Exercise goal: Within these entries, which lines include the string "진위확인"? Copy each one.

------------------------------------------------

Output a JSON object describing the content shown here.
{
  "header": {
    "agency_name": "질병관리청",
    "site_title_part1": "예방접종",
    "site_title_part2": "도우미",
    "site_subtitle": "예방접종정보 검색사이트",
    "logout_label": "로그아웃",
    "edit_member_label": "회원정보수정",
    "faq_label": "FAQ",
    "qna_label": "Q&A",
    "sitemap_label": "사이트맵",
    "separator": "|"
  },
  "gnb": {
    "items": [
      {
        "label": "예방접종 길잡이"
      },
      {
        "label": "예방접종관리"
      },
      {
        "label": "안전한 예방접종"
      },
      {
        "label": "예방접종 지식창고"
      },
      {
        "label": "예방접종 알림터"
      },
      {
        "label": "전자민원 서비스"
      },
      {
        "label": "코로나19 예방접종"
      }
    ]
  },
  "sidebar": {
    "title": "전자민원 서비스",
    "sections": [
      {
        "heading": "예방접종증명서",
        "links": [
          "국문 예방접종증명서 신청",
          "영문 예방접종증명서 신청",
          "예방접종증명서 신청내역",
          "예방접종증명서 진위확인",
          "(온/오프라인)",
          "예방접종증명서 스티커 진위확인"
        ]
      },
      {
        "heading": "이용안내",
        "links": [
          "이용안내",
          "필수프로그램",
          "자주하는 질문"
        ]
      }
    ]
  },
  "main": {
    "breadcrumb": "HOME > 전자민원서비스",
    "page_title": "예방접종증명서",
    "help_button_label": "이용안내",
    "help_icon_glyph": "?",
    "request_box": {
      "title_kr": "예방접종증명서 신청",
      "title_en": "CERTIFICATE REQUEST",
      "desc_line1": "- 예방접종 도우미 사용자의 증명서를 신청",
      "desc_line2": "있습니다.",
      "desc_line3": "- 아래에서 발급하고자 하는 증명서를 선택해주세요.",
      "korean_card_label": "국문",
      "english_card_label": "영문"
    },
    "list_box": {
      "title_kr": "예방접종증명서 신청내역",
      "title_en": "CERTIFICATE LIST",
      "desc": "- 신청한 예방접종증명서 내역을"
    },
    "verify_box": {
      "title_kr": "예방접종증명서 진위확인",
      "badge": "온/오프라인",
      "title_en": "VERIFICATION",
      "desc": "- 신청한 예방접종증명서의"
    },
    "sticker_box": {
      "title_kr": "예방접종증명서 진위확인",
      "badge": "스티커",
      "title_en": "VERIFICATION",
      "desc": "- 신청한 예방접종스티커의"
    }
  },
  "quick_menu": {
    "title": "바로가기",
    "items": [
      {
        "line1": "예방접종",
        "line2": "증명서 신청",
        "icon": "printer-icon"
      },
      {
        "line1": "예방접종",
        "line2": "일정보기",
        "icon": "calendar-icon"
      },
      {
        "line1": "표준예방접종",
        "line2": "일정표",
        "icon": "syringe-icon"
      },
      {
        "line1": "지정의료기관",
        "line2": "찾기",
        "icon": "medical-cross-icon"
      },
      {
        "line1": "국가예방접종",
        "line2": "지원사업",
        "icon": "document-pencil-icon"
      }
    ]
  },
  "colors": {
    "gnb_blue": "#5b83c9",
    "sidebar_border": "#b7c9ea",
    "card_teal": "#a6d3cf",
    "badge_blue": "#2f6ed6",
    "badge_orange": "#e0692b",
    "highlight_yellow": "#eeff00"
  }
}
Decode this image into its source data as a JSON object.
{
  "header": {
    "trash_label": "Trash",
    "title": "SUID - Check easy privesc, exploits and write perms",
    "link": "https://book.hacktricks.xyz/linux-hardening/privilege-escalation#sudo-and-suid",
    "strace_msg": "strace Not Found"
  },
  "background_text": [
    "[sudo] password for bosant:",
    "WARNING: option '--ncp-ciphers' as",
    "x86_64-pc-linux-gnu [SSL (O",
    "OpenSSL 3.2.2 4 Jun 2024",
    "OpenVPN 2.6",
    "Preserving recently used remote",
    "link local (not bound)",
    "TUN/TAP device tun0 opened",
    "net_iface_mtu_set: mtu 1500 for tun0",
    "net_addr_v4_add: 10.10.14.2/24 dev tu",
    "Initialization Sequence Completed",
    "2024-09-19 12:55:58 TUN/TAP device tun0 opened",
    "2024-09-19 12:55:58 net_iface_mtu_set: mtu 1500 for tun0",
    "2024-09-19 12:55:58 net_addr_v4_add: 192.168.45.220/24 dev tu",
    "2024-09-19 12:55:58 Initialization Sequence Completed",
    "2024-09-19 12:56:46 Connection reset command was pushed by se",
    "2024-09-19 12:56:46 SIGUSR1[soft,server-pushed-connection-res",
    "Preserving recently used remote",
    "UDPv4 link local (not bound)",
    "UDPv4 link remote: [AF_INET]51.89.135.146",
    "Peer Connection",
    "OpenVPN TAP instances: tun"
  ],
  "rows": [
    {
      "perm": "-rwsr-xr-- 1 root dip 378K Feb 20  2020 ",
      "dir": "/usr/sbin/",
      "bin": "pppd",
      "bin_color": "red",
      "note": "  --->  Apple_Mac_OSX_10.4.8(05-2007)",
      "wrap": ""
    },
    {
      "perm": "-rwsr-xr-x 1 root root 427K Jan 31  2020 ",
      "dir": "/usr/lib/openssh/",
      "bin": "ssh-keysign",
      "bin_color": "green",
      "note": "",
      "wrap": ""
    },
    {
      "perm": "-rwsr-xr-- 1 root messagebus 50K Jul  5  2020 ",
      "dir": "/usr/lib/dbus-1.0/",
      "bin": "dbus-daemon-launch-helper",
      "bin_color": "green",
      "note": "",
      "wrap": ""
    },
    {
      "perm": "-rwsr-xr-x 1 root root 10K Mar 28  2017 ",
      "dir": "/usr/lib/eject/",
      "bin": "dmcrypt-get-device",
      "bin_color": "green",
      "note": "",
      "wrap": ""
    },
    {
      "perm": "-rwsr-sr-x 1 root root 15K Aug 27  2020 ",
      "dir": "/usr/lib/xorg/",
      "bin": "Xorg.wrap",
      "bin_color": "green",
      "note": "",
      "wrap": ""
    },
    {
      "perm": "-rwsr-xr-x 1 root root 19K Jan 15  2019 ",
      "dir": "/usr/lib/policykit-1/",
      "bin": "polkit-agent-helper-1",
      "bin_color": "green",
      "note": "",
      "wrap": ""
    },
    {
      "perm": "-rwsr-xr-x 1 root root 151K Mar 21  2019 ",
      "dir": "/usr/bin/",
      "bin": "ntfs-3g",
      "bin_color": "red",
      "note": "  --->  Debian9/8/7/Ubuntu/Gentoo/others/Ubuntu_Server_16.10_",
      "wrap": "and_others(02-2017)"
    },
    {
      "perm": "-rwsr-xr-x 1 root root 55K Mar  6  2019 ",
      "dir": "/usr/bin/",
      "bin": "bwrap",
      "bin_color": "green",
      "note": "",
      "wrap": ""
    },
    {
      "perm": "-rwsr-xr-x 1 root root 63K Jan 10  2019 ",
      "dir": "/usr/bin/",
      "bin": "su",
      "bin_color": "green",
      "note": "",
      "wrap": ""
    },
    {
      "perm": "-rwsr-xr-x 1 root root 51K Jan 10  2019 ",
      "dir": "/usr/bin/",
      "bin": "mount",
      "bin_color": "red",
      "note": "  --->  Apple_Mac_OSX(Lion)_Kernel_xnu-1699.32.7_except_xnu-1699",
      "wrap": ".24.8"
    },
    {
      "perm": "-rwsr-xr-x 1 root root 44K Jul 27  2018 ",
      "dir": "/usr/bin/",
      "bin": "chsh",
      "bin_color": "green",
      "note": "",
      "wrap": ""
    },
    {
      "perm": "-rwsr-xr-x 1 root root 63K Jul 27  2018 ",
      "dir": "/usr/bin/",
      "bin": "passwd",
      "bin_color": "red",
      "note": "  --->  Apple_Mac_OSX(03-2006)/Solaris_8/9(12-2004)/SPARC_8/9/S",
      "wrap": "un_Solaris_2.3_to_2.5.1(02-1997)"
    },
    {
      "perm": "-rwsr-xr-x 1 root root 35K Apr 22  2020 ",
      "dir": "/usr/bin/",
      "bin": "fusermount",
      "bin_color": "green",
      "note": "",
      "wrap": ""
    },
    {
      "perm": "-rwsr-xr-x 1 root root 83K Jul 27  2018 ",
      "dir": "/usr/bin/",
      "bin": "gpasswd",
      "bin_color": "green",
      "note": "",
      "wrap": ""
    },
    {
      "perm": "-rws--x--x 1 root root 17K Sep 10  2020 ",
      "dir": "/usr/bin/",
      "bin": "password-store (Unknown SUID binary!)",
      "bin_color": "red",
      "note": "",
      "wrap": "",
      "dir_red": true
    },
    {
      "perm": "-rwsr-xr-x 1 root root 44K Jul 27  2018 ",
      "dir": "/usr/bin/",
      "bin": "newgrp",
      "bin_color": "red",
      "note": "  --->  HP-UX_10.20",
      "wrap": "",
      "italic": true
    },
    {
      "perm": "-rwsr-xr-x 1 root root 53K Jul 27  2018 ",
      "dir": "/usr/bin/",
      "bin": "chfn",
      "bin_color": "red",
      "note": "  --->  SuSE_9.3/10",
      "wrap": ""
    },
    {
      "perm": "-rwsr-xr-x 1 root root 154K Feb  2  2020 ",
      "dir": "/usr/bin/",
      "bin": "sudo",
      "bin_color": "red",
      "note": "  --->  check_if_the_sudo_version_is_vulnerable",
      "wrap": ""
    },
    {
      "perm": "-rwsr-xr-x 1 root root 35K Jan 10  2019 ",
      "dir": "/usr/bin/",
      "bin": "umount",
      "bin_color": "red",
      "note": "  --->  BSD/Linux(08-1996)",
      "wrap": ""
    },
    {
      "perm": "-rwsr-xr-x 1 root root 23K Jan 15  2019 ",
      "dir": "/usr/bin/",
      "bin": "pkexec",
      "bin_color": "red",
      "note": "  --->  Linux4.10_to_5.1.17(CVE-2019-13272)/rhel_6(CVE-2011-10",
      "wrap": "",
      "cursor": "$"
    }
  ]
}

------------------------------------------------

Output for this task:
          "예방접종증명서 진위확인",
          "예방접종증명서 스티커 진위확인"
      "title_kr": "예방접종증명서 진위확인",
      "title_kr": "예방접종증명서 진위확인",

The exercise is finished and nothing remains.